■ EXERCISE BRIEF: Each line of the data below that holds the word "external" is to be reported in full.

══ SOURCE MATERIAL

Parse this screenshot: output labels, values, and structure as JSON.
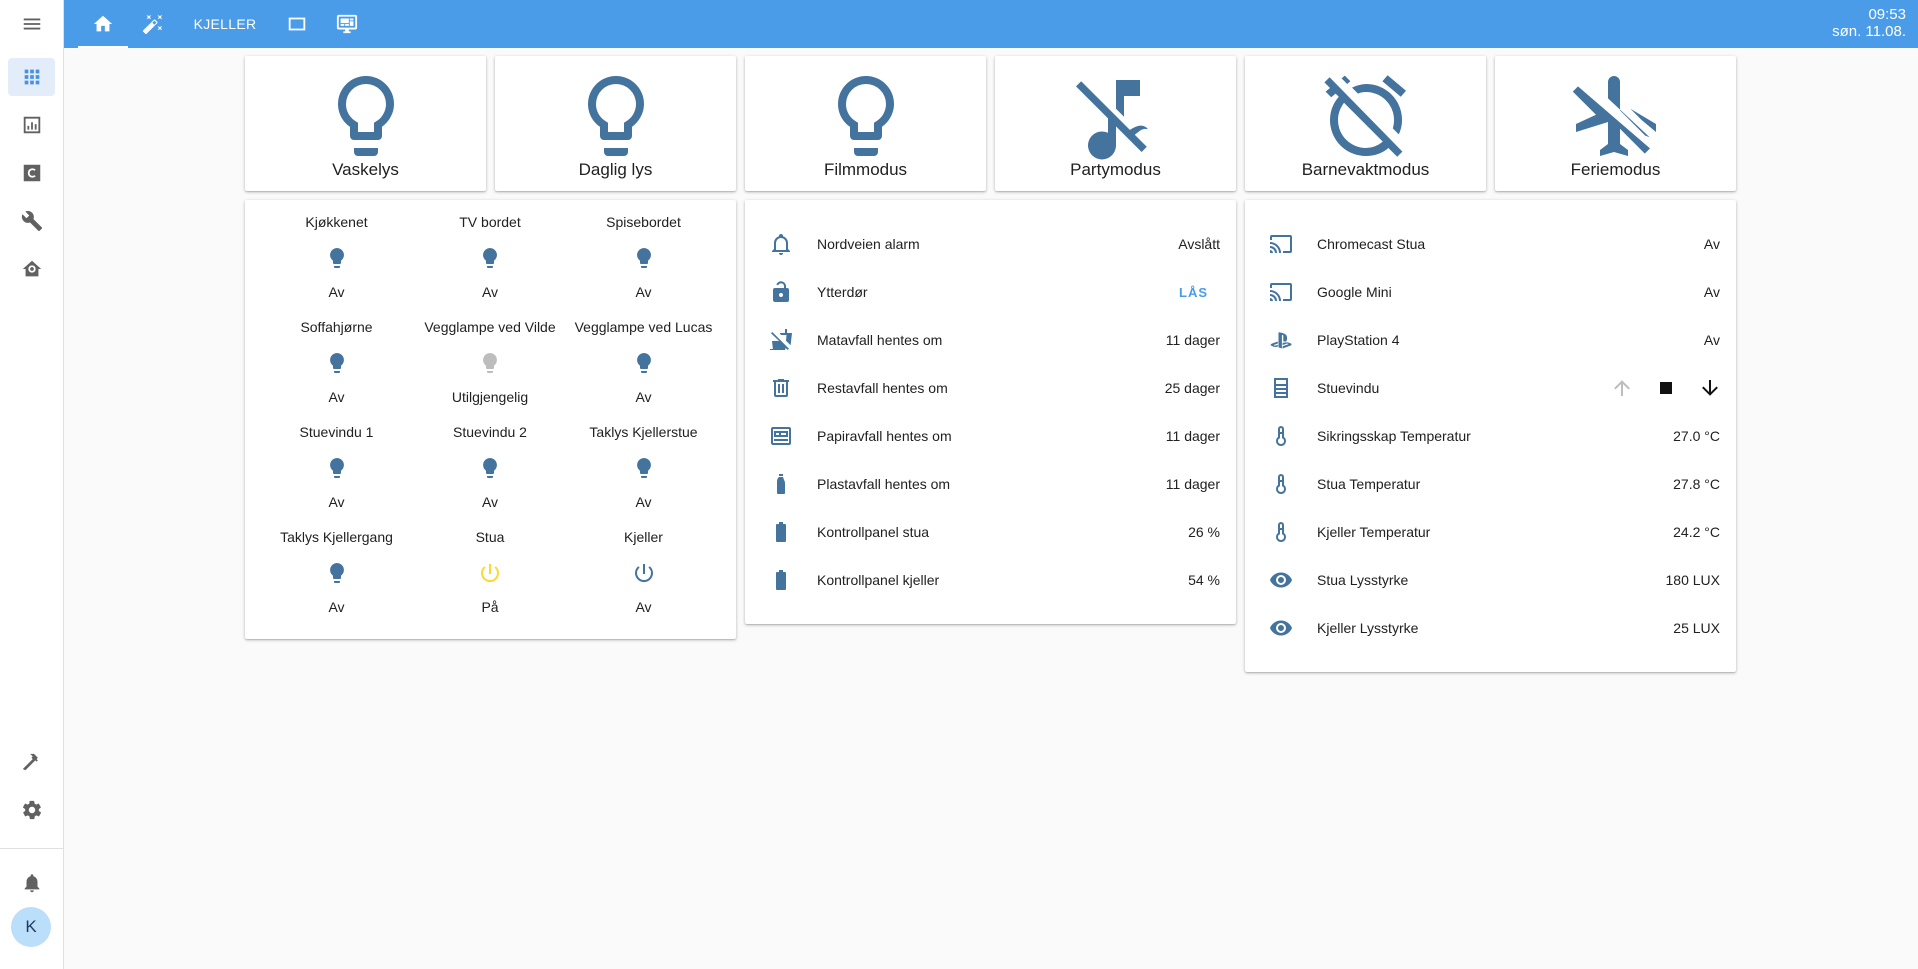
{
  "topbar": {
    "tabs": [
      {
        "icon": "home-icon",
        "active": true
      },
      {
        "icon": "magic-wand-icon"
      },
      {
        "label": "KJELLER"
      },
      {
        "icon": "rectangle-icon"
      },
      {
        "icon": "monitor-dashboard-icon"
      }
    ],
    "clock": {
      "time": "09:53",
      "date": "søn. 11.08."
    }
  },
  "sidebar": {
    "items": [
      {
        "icon": "menu-icon"
      },
      {
        "icon": "overview-grid-icon",
        "active": true
      },
      {
        "icon": "history-chart-icon"
      },
      {
        "icon": "hacs-icon"
      },
      {
        "icon": "wrench-icon"
      },
      {
        "icon": "home-automation-icon"
      },
      {
        "icon": "hammer-icon"
      },
      {
        "icon": "settings-icon"
      },
      {
        "icon": "bell-icon"
      }
    ],
    "avatar": "K"
  },
  "modes": [
    {
      "label": "Vaskelys",
      "icon": "lightbulb-icon"
    },
    {
      "label": "Daglig lys",
      "icon": "lightbulb-icon"
    },
    {
      "label": "Filmmodus",
      "icon": "lightbulb-icon"
    },
    {
      "label": "Partymodus",
      "icon": "music-off-icon"
    },
    {
      "label": "Barnevaktmodus",
      "icon": "alarm-off-icon"
    },
    {
      "label": "Feriemodus",
      "icon": "airplane-off-icon"
    }
  ],
  "glance": [
    {
      "name": "Kjøkkenet",
      "state": "Av",
      "icon": "bulb-icon"
    },
    {
      "name": "TV bordet",
      "state": "Av",
      "icon": "bulb-icon"
    },
    {
      "name": "Spisebordet",
      "state": "Av",
      "icon": "bulb-icon"
    },
    {
      "name": "Soffahjørne",
      "state": "Av",
      "icon": "bulb-icon"
    },
    {
      "name": "Vegglampe ved Vilde",
      "state": "Utilgjengelig",
      "icon": "bulb-icon"
    },
    {
      "name": "Vegglampe ved Lucas",
      "state": "Av",
      "icon": "bulb-icon"
    },
    {
      "name": "Stuevindu 1",
      "state": "Av",
      "icon": "bulb-icon"
    },
    {
      "name": "Stuevindu 2",
      "state": "Av",
      "icon": "bulb-icon"
    },
    {
      "name": "Taklys Kjellerstue",
      "state": "Av",
      "icon": "bulb-icon"
    },
    {
      "name": "Taklys Kjellergang",
      "state": "Av",
      "icon": "bulb-icon"
    },
    {
      "name": "Stua",
      "state": "På",
      "icon": "power-icon"
    },
    {
      "name": "Kjeller",
      "state": "Av",
      "icon": "power-icon"
    }
  ],
  "entities_mid": [
    {
      "name": "Nordveien alarm",
      "state": "Avslått",
      "icon": "bell-outline-icon"
    },
    {
      "name": "Ytterdør",
      "state": "LÅS",
      "icon": "lock-open-icon"
    },
    {
      "name": "Matavfall hentes om",
      "state": "11 dager",
      "icon": "food-off-icon"
    },
    {
      "name": "Restavfall hentes om",
      "state": "25 dager",
      "icon": "trash-can-icon"
    },
    {
      "name": "Papiravfall hentes om",
      "state": "11 dager",
      "icon": "newspaper-icon"
    },
    {
      "name": "Plastavfall hentes om",
      "state": "11 dager",
      "icon": "bottle-icon"
    },
    {
      "name": "Kontrollpanel stua",
      "state": "26 %",
      "icon": "battery-icon"
    },
    {
      "name": "Kontrollpanel kjeller",
      "state": "54 %",
      "icon": "battery-icon"
    }
  ],
  "entities_right": [
    {
      "name": "Chromecast Stua",
      "state": "Av",
      "icon": "cast-icon"
    },
    {
      "name": "Google Mini",
      "state": "Av",
      "icon": "cast-icon"
    },
    {
      "name": "PlayStation 4",
      "state": "Av",
      "icon": "playstation-icon"
    },
    {
      "name": "Stuevindu",
      "state": "",
      "icon": "window-shutter-icon"
    },
    {
      "name": "Sikringsskap Temperatur",
      "state": "27.0 °C",
      "icon": "thermometer-icon"
    },
    {
      "name": "Stua Temperatur",
      "state": "27.8 °C",
      "icon": "thermometer-icon"
    },
    {
      "name": "Kjeller Temperatur",
      "state": "24.2 °C",
      "icon": "thermometer-icon"
    },
    {
      "name": "Stua Lysstyrke",
      "state": "180 LUX",
      "icon": "eye-icon"
    },
    {
      "name": "Kjeller Lysstyrke",
      "state": "25 LUX",
      "icon": "eye-icon"
    }
  ],
  "colors": {
    "header": "#4a9ce8",
    "icon": "#44739e",
    "on": "#fdd835",
    "accent": "#4a9ce8"
  }
}
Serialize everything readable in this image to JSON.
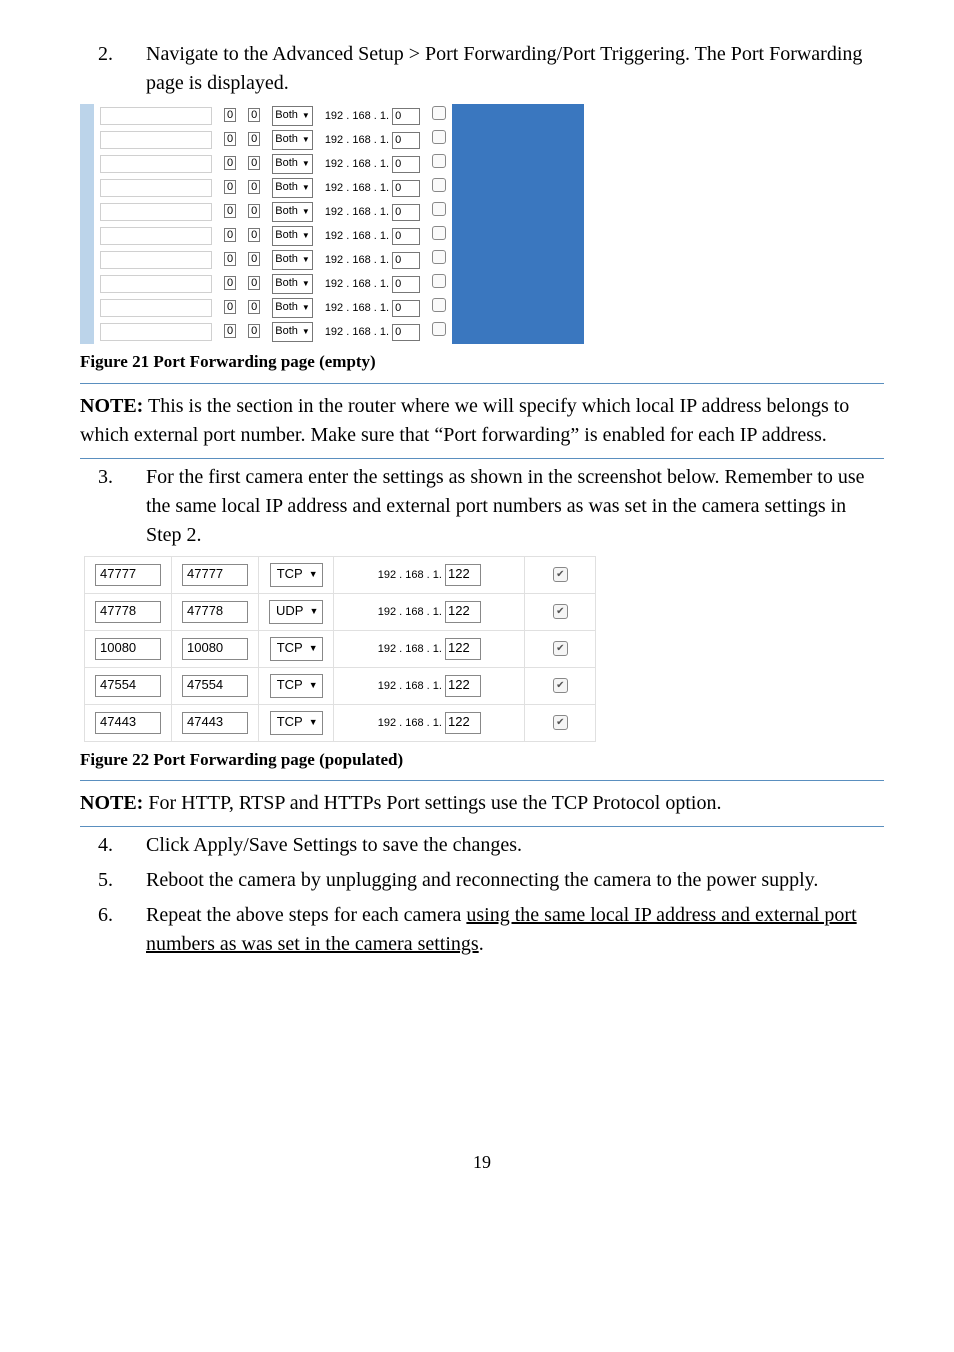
{
  "step2": {
    "num": "2.",
    "text": "Navigate to the Advanced Setup > Port Forwarding/Port Triggering. The Port Forwarding page is displayed."
  },
  "fig21": {
    "caption": "Figure 21 Port Forwarding page (empty)",
    "rows": [
      {
        "a": "0",
        "b": "0",
        "proto": "Both",
        "ip_prefix": "192 . 168 . 1.",
        "ip_last": "0"
      },
      {
        "a": "0",
        "b": "0",
        "proto": "Both",
        "ip_prefix": "192 . 168 . 1.",
        "ip_last": "0"
      },
      {
        "a": "0",
        "b": "0",
        "proto": "Both",
        "ip_prefix": "192 . 168 . 1.",
        "ip_last": "0"
      },
      {
        "a": "0",
        "b": "0",
        "proto": "Both",
        "ip_prefix": "192 . 168 . 1.",
        "ip_last": "0"
      },
      {
        "a": "0",
        "b": "0",
        "proto": "Both",
        "ip_prefix": "192 . 168 . 1.",
        "ip_last": "0"
      },
      {
        "a": "0",
        "b": "0",
        "proto": "Both",
        "ip_prefix": "192 . 168 . 1.",
        "ip_last": "0"
      },
      {
        "a": "0",
        "b": "0",
        "proto": "Both",
        "ip_prefix": "192 . 168 . 1.",
        "ip_last": "0"
      },
      {
        "a": "0",
        "b": "0",
        "proto": "Both",
        "ip_prefix": "192 . 168 . 1.",
        "ip_last": "0"
      },
      {
        "a": "0",
        "b": "0",
        "proto": "Both",
        "ip_prefix": "192 . 168 . 1.",
        "ip_last": "0"
      },
      {
        "a": "0",
        "b": "0",
        "proto": "Both",
        "ip_prefix": "192 . 168 . 1.",
        "ip_last": "0"
      }
    ]
  },
  "note1": {
    "label": "NOTE:",
    "text": " This is the section in the router where we will specify which local IP address belongs to which external port number. Make sure that “Port forwarding” is enabled for each IP address."
  },
  "step3": {
    "num": "3.",
    "text": "For the first camera enter the settings as shown in the screenshot below. Remember to use the same local IP address and external port numbers as was set in the camera settings in Step 2."
  },
  "fig22": {
    "caption": "Figure 22 Port Forwarding page (populated)",
    "rows": [
      {
        "a": "47777",
        "b": "47777",
        "proto": "TCP",
        "ip_prefix": "192 . 168 . 1.",
        "ip_last": "122"
      },
      {
        "a": "47778",
        "b": "47778",
        "proto": "UDP",
        "ip_prefix": "192 . 168 . 1.",
        "ip_last": "122"
      },
      {
        "a": "10080",
        "b": "10080",
        "proto": "TCP",
        "ip_prefix": "192 . 168 . 1.",
        "ip_last": "122"
      },
      {
        "a": "47554",
        "b": "47554",
        "proto": "TCP",
        "ip_prefix": "192 . 168 . 1.",
        "ip_last": "122"
      },
      {
        "a": "47443",
        "b": "47443",
        "proto": "TCP",
        "ip_prefix": "192 . 168 . 1.",
        "ip_last": "122"
      }
    ]
  },
  "note2": {
    "label": "NOTE:",
    "text": " For HTTP, RTSP and HTTPs Port settings use the TCP Protocol option."
  },
  "step4": {
    "num": "4.",
    "text": "Click Apply/Save Settings to save the changes."
  },
  "step5": {
    "num": "5.",
    "text": "Reboot the camera by unplugging and reconnecting the camera to the power supply."
  },
  "step6": {
    "num": "6.",
    "text_before": "Repeat the above steps for each camera ",
    "text_underlined": "using the same local IP address and external port numbers as was set in the camera settings",
    "text_after": "."
  },
  "page_number": "19"
}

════

■ TASK RESPONSE:
    "text": " This is the section in the router where we will specify which local IP address belongs to which external port number. Make sure that “Port forwarding” is enabled for each IP address."
    "text": "For the first camera enter the settings as shown in the screenshot below. Remember to use the same local IP address and external port numbers as was set in the camera settings in Step 2."
    "text_underlined": "using the same local IP address and external port numbers as was set in the camera settings",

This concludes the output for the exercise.